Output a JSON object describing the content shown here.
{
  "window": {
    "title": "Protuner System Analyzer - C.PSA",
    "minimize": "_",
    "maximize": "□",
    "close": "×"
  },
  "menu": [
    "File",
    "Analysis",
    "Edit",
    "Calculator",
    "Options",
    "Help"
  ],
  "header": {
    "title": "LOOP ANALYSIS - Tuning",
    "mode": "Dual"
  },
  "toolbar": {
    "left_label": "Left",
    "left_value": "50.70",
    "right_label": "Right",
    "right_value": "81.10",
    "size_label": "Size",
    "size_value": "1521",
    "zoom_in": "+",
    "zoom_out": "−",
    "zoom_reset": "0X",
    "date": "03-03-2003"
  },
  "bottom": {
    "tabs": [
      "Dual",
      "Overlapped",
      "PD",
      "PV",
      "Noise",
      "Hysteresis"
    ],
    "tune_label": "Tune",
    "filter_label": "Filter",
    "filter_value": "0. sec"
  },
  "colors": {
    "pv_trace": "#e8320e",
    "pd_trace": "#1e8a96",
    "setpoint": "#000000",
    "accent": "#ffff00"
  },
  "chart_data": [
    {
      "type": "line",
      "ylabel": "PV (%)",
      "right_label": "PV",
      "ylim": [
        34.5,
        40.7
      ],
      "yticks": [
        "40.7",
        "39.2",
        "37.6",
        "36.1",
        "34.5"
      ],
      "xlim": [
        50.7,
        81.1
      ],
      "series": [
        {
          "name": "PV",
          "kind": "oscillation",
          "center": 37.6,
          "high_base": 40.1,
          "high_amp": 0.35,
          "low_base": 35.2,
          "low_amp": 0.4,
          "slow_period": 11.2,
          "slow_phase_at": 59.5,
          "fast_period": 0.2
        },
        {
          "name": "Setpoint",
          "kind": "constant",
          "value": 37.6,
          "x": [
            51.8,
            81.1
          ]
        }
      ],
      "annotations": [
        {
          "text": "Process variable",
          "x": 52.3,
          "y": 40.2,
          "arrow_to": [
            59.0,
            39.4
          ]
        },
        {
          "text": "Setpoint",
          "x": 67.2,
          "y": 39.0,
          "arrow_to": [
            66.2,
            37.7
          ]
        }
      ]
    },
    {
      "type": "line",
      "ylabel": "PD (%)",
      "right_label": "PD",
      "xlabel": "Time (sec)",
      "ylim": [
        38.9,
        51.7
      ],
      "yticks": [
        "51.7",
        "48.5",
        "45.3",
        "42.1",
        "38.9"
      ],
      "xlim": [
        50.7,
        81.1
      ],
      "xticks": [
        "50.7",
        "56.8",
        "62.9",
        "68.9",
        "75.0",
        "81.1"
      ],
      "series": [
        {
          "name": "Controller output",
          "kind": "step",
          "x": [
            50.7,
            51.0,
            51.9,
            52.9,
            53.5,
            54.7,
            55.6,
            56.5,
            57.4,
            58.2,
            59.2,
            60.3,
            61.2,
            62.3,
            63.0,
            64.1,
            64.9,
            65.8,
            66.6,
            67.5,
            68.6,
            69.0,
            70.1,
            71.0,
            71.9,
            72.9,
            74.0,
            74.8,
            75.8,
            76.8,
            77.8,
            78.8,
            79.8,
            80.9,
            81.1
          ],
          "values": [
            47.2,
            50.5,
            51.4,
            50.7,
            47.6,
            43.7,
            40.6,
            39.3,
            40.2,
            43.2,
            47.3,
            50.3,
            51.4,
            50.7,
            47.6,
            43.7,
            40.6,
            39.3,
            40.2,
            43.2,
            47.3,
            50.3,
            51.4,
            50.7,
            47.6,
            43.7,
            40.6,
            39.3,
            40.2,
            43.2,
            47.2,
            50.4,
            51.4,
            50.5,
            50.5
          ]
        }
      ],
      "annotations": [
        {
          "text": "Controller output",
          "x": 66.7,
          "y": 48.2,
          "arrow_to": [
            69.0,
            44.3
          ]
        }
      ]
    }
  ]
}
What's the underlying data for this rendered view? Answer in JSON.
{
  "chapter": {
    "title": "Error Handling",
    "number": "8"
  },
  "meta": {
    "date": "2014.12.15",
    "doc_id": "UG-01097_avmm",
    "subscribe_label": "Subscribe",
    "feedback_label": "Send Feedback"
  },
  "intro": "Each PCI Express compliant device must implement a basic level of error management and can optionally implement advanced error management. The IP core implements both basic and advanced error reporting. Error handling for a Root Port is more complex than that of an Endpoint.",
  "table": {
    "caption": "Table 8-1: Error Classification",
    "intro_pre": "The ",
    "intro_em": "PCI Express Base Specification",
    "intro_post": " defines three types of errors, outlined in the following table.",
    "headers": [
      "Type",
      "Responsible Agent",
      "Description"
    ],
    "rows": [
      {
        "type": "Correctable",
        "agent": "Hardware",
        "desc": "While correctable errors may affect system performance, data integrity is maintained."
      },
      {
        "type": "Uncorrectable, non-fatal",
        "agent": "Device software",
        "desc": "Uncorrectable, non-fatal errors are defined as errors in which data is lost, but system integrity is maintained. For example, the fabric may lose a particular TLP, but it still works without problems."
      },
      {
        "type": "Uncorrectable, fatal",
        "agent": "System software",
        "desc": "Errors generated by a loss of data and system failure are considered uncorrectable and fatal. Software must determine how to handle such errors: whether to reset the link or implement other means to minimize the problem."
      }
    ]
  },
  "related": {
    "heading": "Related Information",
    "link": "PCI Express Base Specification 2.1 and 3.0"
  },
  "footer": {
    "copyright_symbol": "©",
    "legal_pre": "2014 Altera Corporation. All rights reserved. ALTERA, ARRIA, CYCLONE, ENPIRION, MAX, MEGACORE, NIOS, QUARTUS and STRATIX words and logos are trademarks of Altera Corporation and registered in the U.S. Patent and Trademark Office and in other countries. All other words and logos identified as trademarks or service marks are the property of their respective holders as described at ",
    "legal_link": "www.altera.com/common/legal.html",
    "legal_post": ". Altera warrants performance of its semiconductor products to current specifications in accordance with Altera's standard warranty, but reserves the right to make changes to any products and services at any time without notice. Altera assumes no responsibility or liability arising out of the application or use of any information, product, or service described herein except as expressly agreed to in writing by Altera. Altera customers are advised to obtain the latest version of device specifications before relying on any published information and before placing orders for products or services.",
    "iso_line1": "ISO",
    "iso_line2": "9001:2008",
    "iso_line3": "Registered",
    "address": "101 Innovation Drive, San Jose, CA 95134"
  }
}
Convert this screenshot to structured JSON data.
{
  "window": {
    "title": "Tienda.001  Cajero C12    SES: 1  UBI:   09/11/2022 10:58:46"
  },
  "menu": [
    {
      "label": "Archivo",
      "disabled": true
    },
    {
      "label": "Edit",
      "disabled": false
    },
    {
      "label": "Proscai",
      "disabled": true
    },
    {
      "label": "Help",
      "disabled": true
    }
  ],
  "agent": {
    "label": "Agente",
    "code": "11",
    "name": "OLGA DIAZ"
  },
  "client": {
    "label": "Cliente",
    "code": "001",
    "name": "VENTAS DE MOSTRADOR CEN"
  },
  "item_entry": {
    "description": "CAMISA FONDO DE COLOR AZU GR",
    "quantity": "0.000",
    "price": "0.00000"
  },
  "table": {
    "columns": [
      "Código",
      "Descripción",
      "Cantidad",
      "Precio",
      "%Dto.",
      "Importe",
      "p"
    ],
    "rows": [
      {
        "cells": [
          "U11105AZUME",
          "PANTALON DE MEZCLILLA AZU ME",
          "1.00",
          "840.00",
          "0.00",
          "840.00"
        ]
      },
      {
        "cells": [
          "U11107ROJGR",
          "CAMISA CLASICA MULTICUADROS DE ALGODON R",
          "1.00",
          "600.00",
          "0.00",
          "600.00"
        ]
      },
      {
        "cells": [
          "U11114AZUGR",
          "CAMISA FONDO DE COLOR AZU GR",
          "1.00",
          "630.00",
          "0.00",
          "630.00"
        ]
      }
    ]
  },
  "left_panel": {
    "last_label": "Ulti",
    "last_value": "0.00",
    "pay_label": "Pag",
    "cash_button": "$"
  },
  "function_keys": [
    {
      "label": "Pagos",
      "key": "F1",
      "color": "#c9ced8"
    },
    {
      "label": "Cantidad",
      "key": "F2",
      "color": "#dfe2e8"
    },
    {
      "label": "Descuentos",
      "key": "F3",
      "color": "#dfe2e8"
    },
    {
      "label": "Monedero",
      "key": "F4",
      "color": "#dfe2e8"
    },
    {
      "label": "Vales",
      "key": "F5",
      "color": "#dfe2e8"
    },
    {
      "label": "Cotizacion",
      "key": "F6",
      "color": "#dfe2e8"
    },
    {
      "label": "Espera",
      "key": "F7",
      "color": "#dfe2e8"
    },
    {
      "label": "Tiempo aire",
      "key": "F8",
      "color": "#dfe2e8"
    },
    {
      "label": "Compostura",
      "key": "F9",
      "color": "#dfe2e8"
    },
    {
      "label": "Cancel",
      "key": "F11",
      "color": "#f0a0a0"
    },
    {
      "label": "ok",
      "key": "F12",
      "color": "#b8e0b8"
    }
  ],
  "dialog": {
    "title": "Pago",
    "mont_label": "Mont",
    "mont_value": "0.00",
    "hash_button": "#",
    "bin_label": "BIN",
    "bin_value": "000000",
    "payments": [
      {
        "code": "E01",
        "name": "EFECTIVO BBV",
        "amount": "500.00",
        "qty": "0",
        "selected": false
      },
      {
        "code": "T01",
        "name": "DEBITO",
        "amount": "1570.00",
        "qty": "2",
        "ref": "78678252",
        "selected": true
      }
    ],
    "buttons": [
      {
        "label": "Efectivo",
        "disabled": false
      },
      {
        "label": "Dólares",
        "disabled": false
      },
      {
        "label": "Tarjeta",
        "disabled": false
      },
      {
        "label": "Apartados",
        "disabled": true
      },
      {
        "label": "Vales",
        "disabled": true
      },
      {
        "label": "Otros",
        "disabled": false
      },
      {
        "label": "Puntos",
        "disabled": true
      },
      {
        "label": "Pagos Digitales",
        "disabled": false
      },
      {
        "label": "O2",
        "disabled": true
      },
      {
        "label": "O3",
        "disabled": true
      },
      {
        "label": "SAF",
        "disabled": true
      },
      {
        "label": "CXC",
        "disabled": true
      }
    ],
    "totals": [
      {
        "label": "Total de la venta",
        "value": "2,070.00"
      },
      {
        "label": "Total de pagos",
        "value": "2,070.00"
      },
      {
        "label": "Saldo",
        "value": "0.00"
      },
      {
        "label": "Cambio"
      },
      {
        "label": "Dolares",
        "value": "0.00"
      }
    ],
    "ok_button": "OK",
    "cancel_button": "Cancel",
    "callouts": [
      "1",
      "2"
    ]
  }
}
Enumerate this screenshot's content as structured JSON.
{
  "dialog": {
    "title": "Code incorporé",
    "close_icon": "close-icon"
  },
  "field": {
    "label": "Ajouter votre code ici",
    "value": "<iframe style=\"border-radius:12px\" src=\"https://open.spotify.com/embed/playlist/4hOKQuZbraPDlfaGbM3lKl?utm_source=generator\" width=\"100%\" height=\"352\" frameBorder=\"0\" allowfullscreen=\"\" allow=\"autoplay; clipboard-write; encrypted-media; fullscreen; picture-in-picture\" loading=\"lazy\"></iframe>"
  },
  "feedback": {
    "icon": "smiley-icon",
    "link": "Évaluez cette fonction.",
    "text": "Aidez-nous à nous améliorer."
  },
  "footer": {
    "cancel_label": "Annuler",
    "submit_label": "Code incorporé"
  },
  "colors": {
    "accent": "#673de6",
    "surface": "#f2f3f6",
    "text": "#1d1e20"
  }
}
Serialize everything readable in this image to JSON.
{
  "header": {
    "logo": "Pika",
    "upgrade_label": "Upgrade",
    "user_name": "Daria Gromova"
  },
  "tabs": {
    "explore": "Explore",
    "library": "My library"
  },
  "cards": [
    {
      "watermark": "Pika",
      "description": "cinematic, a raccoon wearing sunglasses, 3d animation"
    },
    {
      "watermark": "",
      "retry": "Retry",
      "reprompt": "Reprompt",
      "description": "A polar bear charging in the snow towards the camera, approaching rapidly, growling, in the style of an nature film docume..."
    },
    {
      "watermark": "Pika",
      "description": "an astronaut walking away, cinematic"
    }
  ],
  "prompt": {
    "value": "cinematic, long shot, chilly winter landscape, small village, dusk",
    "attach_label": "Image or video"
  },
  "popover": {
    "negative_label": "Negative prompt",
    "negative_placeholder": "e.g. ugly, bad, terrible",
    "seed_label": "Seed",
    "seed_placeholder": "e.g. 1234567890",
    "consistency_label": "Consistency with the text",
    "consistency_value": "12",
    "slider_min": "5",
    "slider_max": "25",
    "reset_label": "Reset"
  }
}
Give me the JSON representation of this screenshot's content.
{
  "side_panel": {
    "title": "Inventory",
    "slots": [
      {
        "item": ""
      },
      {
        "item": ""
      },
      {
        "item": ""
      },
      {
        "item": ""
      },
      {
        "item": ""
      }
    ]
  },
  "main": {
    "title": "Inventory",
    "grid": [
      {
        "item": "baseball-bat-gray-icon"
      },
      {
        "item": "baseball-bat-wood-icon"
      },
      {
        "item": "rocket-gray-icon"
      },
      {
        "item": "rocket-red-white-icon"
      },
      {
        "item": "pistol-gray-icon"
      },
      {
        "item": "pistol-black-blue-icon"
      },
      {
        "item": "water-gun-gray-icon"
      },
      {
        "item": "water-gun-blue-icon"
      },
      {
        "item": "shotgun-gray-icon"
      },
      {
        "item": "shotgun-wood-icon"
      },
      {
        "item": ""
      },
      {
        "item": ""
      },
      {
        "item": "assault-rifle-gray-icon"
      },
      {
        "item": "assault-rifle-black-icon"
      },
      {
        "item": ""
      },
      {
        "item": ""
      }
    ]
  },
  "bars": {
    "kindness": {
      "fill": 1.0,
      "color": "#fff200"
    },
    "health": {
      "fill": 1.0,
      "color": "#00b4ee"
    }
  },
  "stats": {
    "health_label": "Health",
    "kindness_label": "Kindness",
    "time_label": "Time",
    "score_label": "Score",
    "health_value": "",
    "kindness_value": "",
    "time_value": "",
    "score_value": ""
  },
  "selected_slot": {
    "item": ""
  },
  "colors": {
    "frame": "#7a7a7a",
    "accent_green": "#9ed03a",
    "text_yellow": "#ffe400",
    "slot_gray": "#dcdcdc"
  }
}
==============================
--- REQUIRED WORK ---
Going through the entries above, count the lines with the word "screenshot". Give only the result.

--- ANSWER ---
3